The newsletter follows on from an update on 8 January 2021 to the market trading and reporting statement on the FCA’s Coronavirus (Covid-19): Information for firms webpage. In that update, the FCA notes that, given the extensive duration of alternative working arrangements during the pandemic, the FCA now expects firms to record all relevant communications (including voice calls) when working outside the office.
Risks from reduced monitoring
The FCA acknowledges that the COVID-19 pandemic has had a significant and, in some cases, long-lasting impact on how businesses are run, with changes to technology and increased homeworking. However, it expects firms to continue to comply with the recording obligations set out in its Senior Management Arrangements, Systems and Controls Sourcebook (SYSC 10A). These obligations remain unchanged.

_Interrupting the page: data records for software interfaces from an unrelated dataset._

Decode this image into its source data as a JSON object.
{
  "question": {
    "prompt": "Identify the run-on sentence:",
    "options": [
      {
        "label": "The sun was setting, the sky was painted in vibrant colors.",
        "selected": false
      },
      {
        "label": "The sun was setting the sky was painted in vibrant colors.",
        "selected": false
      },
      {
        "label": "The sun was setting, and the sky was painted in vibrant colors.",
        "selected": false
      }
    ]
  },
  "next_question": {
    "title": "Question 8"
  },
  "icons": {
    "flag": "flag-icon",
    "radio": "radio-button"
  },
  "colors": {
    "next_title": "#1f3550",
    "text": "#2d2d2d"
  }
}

The FCA notes that risks from misconduct may be heightened or increased by homeworking, including through increased use of unmonitored and/or encrypted communication applications such as WhatsApp for sharing potentially sensitive information connected with work. The FCA has already taken action against individuals and firms for misconduct involving the use of WhatsApp and other social media platforms to arrange deals and provide investment advice.
The FCA reiterates the importance of proactively reviewing recording policies and procedures each time the context and environment that firms operate in changes.
|Sidley commentsThe lack of physical supervision in an office environment during the pandemic has also meant that there is greater risk (and temptation) of staff using unrecorded communication apps such as WhatsApp and Signal during the working day. There is a continuing tension between the need for firms to keep records of all regulated business communications on the one hand, and the desire of people, including firms’ clients, to use private, unrecorded communication methods for reasons of convenience and confidentiality. However, the FCA has made it very clear that the rules are not going to be loosened in that regard.
The FCA also refers to the role of Senior Managers of FCA regulated firms (i.e. under the Senior Managers and Certification Regime, making the point that “individual Senior Managers have an important part to play in establishing and embedding the right culture and governance within firms.” In the event of a breach, the FCA might seek to investigate whether the relevant senior managers of the firm had created or condoned a culture of non-compliance with these rules.
Communications that must be recordedSYSC 10A requires firms to take reasonable steps to record telephone conversations that involve dealing and arranging activities, and keep a copy of electronic communications that involve activities falling within the scope of the recording rules.
The FCA reminds firms that, depending on the circumstances, internal conversations concerning in-scope activities must also be recorded.
|Sidley commentsFirms should also remember that, although the focus of the newsletter is on ensuring that the relevant calls are recorded, firms have an obligation to actually monitor the recorded calls. Article 76(6) of Regulation (EU) 2017/565 (otherwise known as the “MiFID Org Regulation”) provides that “investment firms shall periodically monitor the records of transactions and orders subject to these requirements, including relevant conversations.”
What this means for firms
Firms are reminded that they must have effective, up-to-date recording policies and be able to demonstrate to the FCA, upon request, that their policies, procedures, and management oversight meet the recording rules. This includes policies and procedures adopted for home working arrangements.
The FCA notes that firms could consider banning the use of privately owned devices for in-scope activities, if recording cannot be conducted by the firm. In all cases, arrangements should be clear that new communication mediums must be approved by the firm before being used by employees to conduct business activities.
The FCA expects firms to provide enhanced or refreshed training to staff covering the use of new technologies and conduct risks arising where new or amended policies are introduced or new technologies are used.
|Sidley commentsFirms that have not reviewed their call recording policies and procedures since MiFID II was implemented in January 2018 should carry out a review soon to check that the policies and procedures are still fit for purpose in a remote working environment, and whether new communications platforms need to be referred to.
It is also clear that it will not be sufficient simply to update the relevant policies and procedures, it will be necessary to ensure that staff are aware of the new or amended policies and are appropriately trained in them.
The FCA concludes by stating that there is no specific restriction on the technologies or applications that firms can use for communications. However, in all cases, firms must understand the recording obligations and have effective policies, controls and oversight to ensure that these are met.